During this period as a property magnate, she secured an exclusive joint venture (JV) deal with construction giant Arabtec for projects in Bahrain. After successfully exiting this JV in 2018, Janahi set up architecture developments firm, Neo Designs.
In parallel, in 2005, the businesswoman also diversified her portfolio by launching Maya La Chocolaterie – an F&B concept that holds the twin accolade of being the first chocolate factory in Bahrain, as well as the kingdom’s first franchise model. The company currently exports more than 24 tonnes of chocolate annually.
“We chose chocolate because we are passionate about it,” says Janahi, who is a certified professional chocolatier in her own right. “We wanted to create chocolate for a better world! We felt a social obligation to provide a healthy range with limited cocoa butter, limited sugar, no additives, no preservatives, and an artisanal style of production for all chocolate fans,.”
Janahi adds. “We have created a chocolate culture that brings together all types of chocolate fans.”
Maya La Chocolaterie is a leisure destination for chocolate-loving tourists from the region, as well as farther afield in Europe and the US. Through its franchise model, the brand carried its presence into other GCC countries, with plans to continue expanding internationally.
But, Janahi admits that building up the business has not been without its challenges.
“Funding is a key challenge. Partnerships can also be challenging as we unfortunately do not have a crystal ball to predict whether potential partners share the same passion and objectives as us. Nevertheless, through these challenges I have learned that with perseverance, everything is possible.”
Janahi, who will be speaking the 18th Arab Businessmen and Investors Conference (ABIC) in Manama, Bahrain, which runs from 11–13 November 2019, says that the event is a critical conference for driving investment in entrepreneurship and digital innovation in the Arab world.
Organised and supported by the Bahrain Chamber of Commerce and Industry (BCCI), Union of Arab Chambers, Arab League, The Arab Investment and Export Credit Guarantee Corporation and the UN, this year’s ABIC will explore the advent of the fourth industrial revolution (4IR) in Arab countries.
The event will also highlight the opportunities and challenges of 4IR to key stakeholders and emphasise the need to align with global developments that are driving major breakthroughs across many industries and sectors.
“Bahrain is ready to adopt the next challenge as the digital age dawns on the global market.
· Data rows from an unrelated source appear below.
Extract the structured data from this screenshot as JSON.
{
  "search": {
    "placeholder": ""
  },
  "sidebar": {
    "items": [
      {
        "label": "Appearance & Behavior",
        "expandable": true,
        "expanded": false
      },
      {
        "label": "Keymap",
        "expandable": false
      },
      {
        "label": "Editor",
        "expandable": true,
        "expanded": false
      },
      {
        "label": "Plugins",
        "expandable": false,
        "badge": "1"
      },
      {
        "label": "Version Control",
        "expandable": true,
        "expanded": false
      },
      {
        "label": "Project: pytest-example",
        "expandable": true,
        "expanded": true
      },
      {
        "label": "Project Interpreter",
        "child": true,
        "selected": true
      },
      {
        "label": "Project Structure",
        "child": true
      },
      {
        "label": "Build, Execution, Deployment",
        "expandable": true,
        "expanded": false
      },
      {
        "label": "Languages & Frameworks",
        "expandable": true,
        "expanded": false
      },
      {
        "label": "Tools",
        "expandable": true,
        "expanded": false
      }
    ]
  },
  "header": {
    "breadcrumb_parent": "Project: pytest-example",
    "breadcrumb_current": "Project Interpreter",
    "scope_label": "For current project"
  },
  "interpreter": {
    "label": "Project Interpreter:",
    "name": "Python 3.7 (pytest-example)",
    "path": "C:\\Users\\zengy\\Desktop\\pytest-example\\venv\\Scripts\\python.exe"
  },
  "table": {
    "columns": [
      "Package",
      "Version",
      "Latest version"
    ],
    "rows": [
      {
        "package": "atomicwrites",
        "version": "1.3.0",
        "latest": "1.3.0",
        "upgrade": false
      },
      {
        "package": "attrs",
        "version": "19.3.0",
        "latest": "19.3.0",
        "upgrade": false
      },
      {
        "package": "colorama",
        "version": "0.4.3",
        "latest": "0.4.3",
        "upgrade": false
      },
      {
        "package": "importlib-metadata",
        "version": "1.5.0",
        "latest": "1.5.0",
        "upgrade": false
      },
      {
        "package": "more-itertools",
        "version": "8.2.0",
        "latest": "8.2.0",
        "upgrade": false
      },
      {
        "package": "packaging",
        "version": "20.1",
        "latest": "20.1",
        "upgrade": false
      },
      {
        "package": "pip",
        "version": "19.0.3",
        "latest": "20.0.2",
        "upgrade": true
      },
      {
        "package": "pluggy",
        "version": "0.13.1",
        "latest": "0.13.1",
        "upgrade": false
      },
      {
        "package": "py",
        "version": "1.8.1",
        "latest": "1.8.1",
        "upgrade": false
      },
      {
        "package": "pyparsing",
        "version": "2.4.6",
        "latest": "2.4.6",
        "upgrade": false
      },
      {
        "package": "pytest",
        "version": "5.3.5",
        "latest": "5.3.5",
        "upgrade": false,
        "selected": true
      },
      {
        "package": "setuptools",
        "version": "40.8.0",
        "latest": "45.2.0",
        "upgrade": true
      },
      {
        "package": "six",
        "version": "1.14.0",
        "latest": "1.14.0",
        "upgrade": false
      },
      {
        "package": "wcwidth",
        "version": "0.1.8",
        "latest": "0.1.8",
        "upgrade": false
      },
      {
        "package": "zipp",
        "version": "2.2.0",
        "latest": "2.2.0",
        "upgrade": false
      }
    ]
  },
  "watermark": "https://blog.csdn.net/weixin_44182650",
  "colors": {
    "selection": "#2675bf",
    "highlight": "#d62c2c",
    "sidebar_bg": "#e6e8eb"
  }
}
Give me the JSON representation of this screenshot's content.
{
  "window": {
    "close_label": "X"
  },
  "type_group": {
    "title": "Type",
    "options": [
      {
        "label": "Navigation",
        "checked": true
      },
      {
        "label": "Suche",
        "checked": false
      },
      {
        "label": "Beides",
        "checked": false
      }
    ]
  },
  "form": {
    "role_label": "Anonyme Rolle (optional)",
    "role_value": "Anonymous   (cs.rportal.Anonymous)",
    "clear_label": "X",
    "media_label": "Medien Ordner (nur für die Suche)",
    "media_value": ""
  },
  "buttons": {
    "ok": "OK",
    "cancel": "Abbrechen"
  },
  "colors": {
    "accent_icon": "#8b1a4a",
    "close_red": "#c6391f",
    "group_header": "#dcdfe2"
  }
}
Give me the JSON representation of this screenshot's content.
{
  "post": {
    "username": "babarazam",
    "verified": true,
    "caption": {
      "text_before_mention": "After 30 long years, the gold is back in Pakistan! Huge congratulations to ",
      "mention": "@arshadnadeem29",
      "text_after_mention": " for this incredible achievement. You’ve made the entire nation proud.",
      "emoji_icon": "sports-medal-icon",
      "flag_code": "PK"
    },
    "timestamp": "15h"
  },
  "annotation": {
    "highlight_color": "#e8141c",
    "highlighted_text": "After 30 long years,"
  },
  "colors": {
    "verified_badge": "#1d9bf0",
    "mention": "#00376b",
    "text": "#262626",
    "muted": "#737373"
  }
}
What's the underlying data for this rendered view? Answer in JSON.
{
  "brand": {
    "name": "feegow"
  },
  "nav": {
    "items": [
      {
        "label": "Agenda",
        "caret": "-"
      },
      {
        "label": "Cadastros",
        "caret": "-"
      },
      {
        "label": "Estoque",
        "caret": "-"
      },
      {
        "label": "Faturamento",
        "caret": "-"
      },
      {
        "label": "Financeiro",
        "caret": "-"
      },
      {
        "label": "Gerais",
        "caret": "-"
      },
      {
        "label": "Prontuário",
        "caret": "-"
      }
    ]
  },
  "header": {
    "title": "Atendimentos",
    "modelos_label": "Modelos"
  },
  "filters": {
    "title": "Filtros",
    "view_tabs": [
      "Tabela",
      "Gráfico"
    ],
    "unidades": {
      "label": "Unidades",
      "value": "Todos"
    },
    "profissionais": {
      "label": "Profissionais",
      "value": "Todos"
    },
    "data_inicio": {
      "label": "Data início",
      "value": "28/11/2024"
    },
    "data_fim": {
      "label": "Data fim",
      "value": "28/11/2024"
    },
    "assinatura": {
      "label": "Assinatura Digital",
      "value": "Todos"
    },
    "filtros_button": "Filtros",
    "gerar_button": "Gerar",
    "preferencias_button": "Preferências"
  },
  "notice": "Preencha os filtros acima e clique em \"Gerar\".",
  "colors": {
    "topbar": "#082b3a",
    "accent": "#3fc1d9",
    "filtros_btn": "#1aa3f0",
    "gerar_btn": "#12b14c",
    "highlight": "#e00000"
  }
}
We are ranked tenth in the world in mobile penetration rate, fifth globally in mobile broadband penetration rate and third globally for the percentage of internet users,” says Jahani.
The Maya La Chocolaterie founder says Bahrain has much to offer digital innovators and start-up companies.
“Setting up a company in Bahrain is an extremely efficient process. Government organisations like Tamkeen provide the necessary support for all start-ups and established companies in Bahrain,” she says.
“Bahrain is the ideal location for any founding concept to start from due to the simple yet sophisticated support systems available. It is the place to test the concept, adjust it, perfect it and take it global.”
Jahani insists that all local entrepreneurs should have a global vision in mind.
“Entrepreneurs need to ensure that their business model is globally sustainable. They also need to have an innovative edge. Most importantly, they need to learn from their mistakes, move on and enjoy the rollercoaster ride.”